#### LISTED ENTRIES ####

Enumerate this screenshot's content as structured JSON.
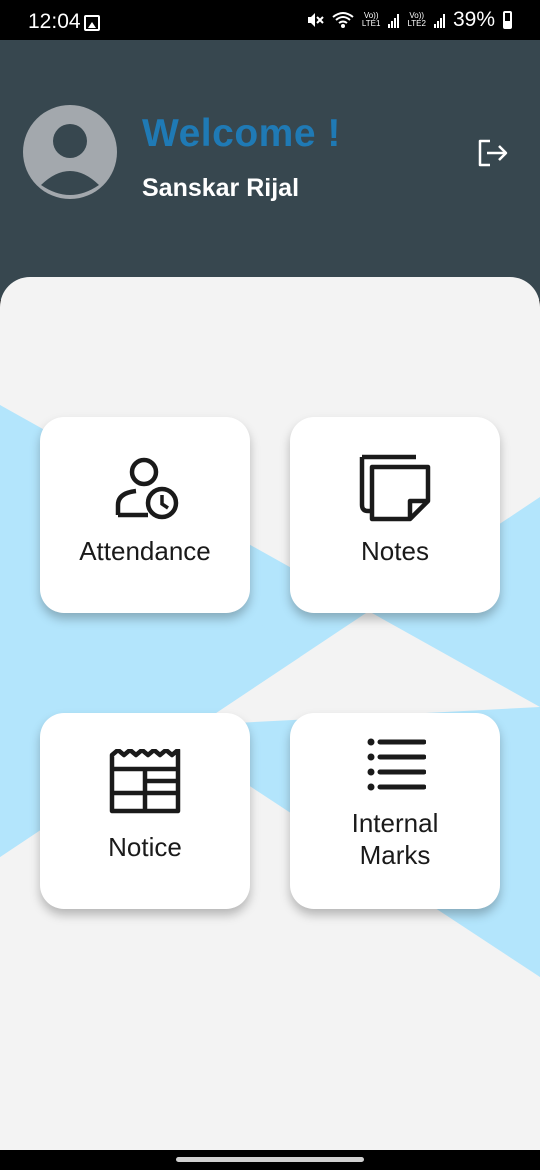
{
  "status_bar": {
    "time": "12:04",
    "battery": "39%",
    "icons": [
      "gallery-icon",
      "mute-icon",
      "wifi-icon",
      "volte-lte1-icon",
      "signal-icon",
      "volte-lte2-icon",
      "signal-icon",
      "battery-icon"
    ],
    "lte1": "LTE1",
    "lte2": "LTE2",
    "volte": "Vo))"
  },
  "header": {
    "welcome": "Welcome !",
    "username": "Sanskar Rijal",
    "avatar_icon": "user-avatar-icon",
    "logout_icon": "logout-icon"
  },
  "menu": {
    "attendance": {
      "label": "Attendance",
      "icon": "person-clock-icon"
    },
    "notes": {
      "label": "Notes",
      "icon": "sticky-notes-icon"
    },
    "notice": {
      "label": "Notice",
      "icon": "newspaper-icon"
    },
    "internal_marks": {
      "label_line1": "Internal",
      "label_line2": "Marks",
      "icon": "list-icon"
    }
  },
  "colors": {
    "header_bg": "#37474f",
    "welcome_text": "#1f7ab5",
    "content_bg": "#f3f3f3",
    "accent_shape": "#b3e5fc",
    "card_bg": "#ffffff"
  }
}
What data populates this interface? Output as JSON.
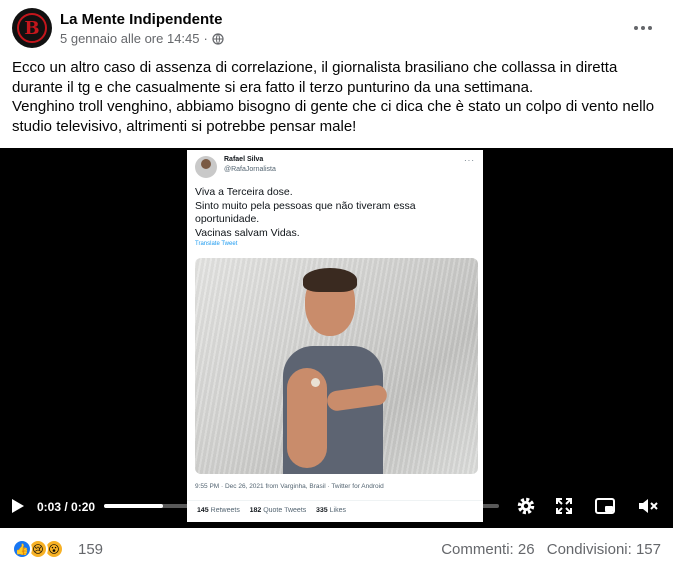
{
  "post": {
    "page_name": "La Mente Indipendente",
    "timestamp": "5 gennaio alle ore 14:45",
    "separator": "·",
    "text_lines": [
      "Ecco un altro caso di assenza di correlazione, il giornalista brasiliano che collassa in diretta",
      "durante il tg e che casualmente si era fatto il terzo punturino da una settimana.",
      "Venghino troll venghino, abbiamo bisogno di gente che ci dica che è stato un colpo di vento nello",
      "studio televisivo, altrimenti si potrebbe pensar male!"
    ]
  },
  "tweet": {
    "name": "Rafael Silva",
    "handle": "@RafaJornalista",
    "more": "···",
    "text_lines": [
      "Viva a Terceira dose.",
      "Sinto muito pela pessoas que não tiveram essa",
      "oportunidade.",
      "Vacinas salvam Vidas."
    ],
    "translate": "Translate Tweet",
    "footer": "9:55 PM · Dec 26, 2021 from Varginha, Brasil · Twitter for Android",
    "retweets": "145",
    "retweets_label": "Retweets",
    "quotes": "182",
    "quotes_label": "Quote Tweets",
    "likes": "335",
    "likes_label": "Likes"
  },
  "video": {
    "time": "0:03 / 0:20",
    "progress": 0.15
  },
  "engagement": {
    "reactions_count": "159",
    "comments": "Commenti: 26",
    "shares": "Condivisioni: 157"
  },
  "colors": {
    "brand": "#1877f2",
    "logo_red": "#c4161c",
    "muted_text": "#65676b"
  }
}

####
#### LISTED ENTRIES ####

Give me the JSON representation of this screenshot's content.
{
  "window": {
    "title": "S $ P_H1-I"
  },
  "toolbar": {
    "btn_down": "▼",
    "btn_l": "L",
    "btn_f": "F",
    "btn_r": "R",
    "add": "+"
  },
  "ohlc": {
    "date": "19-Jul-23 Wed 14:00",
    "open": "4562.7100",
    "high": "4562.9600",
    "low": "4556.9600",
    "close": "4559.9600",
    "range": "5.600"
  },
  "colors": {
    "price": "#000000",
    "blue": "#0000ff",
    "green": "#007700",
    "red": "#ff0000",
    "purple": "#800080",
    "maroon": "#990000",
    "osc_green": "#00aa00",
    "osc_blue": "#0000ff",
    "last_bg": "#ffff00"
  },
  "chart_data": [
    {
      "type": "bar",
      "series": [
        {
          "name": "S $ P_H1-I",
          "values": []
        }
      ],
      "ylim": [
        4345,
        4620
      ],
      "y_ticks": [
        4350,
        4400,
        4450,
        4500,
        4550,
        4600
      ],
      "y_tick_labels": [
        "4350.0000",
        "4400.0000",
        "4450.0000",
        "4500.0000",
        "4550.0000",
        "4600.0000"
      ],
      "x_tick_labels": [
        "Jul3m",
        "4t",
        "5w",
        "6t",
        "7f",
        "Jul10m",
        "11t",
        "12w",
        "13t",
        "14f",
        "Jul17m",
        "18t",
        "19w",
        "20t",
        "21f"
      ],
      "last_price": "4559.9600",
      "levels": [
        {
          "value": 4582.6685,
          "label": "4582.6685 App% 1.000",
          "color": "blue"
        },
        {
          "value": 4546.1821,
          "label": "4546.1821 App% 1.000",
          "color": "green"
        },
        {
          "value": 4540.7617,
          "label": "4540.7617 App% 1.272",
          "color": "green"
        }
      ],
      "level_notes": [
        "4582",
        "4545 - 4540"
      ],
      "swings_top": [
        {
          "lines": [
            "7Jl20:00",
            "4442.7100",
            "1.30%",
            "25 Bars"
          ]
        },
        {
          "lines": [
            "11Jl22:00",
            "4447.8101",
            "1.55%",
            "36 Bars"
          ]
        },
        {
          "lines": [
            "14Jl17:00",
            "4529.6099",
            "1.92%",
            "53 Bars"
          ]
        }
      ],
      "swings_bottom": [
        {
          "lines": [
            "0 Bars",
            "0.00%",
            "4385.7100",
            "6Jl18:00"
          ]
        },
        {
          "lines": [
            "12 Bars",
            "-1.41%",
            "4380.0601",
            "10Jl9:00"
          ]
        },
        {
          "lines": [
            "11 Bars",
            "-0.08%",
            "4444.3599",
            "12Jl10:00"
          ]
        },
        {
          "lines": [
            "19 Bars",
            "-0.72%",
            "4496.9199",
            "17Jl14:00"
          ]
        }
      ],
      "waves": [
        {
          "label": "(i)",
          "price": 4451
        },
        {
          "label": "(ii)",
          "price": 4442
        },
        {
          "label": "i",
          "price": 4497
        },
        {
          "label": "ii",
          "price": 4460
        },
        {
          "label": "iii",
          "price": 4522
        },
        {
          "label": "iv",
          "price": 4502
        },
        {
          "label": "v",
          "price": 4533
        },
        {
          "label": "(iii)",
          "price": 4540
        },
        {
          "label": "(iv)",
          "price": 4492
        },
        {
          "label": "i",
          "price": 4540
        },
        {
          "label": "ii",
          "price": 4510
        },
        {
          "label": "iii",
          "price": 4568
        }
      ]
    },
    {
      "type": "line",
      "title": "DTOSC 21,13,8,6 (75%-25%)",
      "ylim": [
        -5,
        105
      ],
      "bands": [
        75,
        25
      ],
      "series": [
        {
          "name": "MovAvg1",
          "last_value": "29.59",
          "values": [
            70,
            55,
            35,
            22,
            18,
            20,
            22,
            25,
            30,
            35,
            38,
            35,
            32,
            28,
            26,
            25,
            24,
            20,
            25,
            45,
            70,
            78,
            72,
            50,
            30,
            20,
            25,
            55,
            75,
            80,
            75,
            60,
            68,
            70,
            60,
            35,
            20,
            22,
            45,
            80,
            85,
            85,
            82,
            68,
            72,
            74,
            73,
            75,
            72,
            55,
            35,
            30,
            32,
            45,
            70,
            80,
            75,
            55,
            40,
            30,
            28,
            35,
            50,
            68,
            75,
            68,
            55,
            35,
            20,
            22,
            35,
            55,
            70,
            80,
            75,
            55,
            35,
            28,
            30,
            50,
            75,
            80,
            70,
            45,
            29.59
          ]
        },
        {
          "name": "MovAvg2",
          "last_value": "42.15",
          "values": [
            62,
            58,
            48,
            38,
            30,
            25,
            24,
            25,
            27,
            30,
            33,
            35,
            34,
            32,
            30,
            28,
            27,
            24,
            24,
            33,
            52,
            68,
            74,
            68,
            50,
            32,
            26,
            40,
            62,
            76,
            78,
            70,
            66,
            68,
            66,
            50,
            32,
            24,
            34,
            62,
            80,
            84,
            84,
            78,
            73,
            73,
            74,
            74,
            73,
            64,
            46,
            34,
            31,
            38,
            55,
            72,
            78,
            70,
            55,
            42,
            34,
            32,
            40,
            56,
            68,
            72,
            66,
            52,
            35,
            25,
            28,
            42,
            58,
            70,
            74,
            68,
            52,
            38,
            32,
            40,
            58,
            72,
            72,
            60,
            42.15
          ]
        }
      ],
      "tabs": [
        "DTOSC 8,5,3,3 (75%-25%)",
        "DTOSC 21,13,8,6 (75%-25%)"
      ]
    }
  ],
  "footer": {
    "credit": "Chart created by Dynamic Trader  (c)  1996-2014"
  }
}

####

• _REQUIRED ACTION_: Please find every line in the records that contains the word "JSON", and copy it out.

• _ANSWER BOX_:
Enumerate this screenshot's content as structured JSON.
What data populates this interface? Output as JSON.
Give me the JSON representation of this screenshot's content.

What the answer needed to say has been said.